Relationships and Porn
When it comes to sex life within heterosexual relationships, research shows that porn has a different affect whether individuals watch it alone or together with their partner. Those who watched it alone reported feeling less dedicated and less sexually satisfied than the couples who watched porn together. There also appears to be a difference between genders with how porn is used. More men reported using porn for solo masturbation, whereas more women reported using it as a part of having sex with their partners. This led to men feeling more dissatisfied with their sex life compared to the women in the study.

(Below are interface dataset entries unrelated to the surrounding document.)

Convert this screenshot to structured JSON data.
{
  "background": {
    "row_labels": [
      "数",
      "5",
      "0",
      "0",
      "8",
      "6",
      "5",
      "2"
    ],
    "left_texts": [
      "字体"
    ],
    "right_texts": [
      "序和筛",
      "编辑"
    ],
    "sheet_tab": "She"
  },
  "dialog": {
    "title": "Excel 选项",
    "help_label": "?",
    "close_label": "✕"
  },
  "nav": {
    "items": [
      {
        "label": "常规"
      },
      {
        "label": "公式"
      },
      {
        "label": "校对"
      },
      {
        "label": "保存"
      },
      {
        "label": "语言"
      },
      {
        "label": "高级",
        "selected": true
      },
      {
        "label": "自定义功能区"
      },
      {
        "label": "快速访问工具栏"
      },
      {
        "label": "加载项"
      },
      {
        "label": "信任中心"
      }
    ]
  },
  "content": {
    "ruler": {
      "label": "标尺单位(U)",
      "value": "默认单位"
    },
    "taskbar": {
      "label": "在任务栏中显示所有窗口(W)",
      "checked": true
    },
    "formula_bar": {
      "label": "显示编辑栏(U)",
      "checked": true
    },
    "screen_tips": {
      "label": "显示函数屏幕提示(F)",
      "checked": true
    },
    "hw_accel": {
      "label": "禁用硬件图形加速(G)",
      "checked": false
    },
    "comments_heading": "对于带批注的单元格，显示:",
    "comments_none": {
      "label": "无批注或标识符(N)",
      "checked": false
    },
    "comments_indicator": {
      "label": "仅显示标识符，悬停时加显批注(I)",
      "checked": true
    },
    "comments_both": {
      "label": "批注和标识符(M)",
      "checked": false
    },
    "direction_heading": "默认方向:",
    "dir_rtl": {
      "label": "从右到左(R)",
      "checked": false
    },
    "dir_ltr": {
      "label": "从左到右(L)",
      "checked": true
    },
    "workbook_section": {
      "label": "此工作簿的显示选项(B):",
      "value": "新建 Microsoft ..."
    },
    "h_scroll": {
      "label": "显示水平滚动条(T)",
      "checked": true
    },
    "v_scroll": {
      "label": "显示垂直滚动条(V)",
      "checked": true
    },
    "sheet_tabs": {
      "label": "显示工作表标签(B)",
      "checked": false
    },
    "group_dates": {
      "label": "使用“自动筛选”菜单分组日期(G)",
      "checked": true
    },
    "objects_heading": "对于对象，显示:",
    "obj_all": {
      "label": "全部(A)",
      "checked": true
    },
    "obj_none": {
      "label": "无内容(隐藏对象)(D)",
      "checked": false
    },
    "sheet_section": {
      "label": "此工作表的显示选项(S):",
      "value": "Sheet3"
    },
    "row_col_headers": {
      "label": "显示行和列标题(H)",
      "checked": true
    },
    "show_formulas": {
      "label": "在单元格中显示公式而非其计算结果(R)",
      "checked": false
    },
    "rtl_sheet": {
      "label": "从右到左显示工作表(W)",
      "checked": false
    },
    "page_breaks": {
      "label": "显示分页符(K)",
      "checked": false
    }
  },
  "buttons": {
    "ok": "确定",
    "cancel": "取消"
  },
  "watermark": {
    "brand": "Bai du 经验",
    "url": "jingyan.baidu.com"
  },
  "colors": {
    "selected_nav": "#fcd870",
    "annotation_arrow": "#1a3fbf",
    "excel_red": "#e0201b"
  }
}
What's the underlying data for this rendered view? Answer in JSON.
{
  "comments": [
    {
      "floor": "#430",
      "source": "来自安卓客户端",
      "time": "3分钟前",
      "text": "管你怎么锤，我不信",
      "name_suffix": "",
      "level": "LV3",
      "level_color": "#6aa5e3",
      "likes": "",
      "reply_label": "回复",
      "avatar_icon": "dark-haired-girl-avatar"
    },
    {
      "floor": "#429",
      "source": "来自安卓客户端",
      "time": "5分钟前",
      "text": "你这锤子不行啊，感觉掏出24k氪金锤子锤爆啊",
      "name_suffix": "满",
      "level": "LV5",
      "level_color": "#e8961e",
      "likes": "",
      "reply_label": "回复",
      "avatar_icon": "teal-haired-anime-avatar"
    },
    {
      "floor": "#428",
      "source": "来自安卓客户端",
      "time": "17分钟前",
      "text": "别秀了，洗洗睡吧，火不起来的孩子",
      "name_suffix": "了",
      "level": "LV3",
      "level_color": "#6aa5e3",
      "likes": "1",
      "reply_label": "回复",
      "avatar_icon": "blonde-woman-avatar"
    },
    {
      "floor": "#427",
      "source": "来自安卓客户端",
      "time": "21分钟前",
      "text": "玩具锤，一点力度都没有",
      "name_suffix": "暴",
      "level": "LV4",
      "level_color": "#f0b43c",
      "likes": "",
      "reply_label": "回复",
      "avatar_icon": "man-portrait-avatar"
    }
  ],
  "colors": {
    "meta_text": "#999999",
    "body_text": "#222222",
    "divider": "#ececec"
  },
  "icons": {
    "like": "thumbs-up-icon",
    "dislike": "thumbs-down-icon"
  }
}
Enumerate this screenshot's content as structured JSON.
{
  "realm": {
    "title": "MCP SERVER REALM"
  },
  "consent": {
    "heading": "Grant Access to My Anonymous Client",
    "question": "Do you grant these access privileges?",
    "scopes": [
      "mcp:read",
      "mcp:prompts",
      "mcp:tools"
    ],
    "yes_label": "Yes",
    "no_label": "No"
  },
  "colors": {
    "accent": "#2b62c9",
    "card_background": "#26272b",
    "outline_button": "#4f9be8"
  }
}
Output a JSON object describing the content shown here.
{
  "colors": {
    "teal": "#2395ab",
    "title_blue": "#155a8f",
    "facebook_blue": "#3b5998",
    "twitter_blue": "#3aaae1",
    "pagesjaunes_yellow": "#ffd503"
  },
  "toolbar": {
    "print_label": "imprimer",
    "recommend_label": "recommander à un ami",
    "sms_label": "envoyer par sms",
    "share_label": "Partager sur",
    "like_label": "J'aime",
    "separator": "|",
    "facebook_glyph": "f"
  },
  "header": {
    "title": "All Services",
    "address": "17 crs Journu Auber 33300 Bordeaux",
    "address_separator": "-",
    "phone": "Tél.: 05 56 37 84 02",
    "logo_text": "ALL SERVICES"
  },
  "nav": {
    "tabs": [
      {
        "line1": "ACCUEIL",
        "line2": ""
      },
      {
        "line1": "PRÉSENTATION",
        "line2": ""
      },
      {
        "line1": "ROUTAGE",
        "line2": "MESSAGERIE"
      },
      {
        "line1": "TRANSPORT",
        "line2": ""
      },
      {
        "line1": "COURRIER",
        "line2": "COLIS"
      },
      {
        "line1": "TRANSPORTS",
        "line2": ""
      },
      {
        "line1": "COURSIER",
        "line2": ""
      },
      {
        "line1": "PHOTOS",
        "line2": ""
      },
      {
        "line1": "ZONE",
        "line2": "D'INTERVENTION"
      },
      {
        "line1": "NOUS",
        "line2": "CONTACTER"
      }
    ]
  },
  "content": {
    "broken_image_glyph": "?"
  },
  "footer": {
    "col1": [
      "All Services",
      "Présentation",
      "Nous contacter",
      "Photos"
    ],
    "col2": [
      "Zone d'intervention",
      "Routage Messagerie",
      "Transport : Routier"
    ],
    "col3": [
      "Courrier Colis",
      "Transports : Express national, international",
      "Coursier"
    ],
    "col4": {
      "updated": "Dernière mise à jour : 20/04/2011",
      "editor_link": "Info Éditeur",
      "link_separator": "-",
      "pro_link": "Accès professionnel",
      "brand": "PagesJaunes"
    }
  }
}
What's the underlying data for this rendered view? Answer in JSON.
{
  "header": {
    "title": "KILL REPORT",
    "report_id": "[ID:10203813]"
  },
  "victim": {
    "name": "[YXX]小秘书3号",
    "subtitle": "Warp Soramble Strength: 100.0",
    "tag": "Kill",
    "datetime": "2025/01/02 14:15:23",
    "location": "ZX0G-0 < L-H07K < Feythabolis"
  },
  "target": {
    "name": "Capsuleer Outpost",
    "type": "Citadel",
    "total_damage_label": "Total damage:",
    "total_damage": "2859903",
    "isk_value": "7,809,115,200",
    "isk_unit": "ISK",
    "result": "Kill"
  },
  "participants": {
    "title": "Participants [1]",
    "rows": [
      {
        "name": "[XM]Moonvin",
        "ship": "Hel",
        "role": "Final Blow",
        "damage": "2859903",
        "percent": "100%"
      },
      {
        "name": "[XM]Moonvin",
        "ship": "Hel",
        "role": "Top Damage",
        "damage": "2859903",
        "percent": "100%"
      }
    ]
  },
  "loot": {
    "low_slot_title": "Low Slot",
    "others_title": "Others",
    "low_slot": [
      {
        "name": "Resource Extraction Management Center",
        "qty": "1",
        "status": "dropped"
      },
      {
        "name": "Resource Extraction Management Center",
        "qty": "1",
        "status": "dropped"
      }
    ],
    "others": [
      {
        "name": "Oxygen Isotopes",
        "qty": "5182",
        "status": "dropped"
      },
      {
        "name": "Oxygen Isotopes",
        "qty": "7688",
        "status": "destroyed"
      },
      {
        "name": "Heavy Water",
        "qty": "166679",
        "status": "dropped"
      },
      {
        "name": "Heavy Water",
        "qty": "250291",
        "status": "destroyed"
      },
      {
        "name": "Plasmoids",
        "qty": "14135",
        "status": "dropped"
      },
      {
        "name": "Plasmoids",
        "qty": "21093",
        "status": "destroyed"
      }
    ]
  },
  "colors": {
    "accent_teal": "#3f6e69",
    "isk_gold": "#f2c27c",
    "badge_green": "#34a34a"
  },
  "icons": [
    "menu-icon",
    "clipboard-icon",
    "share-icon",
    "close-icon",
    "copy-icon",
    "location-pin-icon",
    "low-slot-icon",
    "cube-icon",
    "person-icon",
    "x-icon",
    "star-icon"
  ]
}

Unfortunately, a lot of the research that has been done focusing on how pornography affects relationships is conflicting and tends to only focus on heterosexual couples. In the past, it was believed that if men watched porn, then they would be less interested in their wives. However, more recent research (which had ten times as many participants) did not support this concept. They found no difference in how much individuals were attracted to their partners after looking at porn. But this study is also in conflict with other recent studies - like one that found watching porn to be a predictor of divorce. Their results showed that people who were at the highest risk of separating with their partners were the ones who watched porn two to three times a month. There might be reverse causality at play here, however, because researchers were unable to determine if the individuals watched porn because they were already unsatisfied with their marriage, or if the act of watching porn was what caused the marital issues. The weird thing about this study was that they found those who watched porn at least everyday had a lower risk of divorce compared to those who had never watched it. So basically, science has not given us a clear answer yet about how pornography affects marriages.
Potential Benefits of Porn
Porn can be beneficial in some ways. As stated earlier, partners who watch it together can feel more dedicated to their relationship and more sexually satisfied. It can give them new ideas of what they might enjoy in bed. Porn can also reduce risks from sex (like STIs) if individuals are masturbating by themselves rather than having sex with others. Masturbating is normal and healthy, and it can help you understand your body better. Watching porn can help some individuals feel more empowered and less stressed. Porn can even help with destigmatizing sex. The goal is to have safer and more pleasurable sexual experiences, and if watching (ethical) porn helps you do that, then that’s what matters!
So, what’s the verdict?
Is porn good or bad? Well, that’s really up to you to form your own personal opinion about - you can decide for yourself whether or not you want to incorporate it into your sex life. The research about porn shows that while mixed, overall, most people don’t experience any substantial negative effects from it, but of course nobody knows you like yourself! You can understand how it affects yourself personally and make your decision based on that. Does it make you feel better or worse about yourself or other people? Does it align or go against your personal beliefs or values? Is it affecting your relationships in any way? Do you feel more sexually liberated from it? If you do choose to use it, make sure it’s from ethical sources and that you still engage in safer sex practices!
By: Ryleigh Emelander, RecWell Health Promotion Assistant and WIT Peer Educator